NEW DELHI : After a nudge from the Reserve Bank of India (RBI) to lower their marginal cost of funds-based lending rates (MCLR) following a cut in the repo rate, at least five banks have already reduced interest rates by 5-10 basis points while other banks are likely to follow suit soon.

India’s largest bank, the State Bank of India (SBI), which has shied away from revising its MCLR, reduced interest rates for home loans of up to 30 lakh by 5 basis points (bps) last month.

During the day, state-owned Bank of Baroda (BoB) announced that it will cut its benchmark lending rate by 0.1 percentage points with effect from March 7. BoB's MCLR for overnight and one-month tenors would be 8.25% and 8.30%, respectively.

During the last few days, Punjab National Bank (PNB), Allahabad Bank, Kotak Mahindra and Union Bank of India have also cut their MCLR.

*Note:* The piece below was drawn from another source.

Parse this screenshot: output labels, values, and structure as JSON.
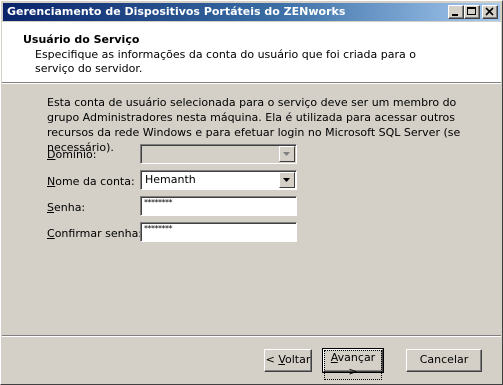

With effect from March 1, state-owned PNB has reduced the MCLR by 0.10 percentage point for loans of various tenors. The interest rate on one-year tenor loans, against which most of the bank's consumer loans are benchmarked, has been cut to 8.45% from 8.55%, while the three-year MCLR has been cut to 8.65%.

Union Bank of India (UBI) has similarly reduced its lending rate by 10 bps. The state-run bank’s one-year MCLR or the minimum lending rate, against which most consumer loans are benchmarked, has been decreased to 8.60% from 8.70%.

Unlike PNB, UBI has also lowered its base rate by 10 bps to 9%.

Allahabad Bank has also cut its MCLR by 10 basis points for all loan tenures up to three years.

Among private sector banks, Kotak Mahindra Bank has lowered its lending rate by 5 basis points, taking its new one-year MCLR to 9%.

IANS reported today that four other PSU banks and a private bank are in the process of announcing rate cuts.

In its bi-monthly policy review last month, the RBI had cut the key repo rate by 25 basis points to 6.25%. Citing higher credit cost due to massive NPA piles and the resultant churning of margins, banks have, however, been reluctant in passing the benefit of RBI rate cuts to borrowers. Mint had reported last month that the heads of public and private sector banks have sought time from RBI Governor Shaktikanta Das to pass benefits of the RBI repo rate cut to borrowers.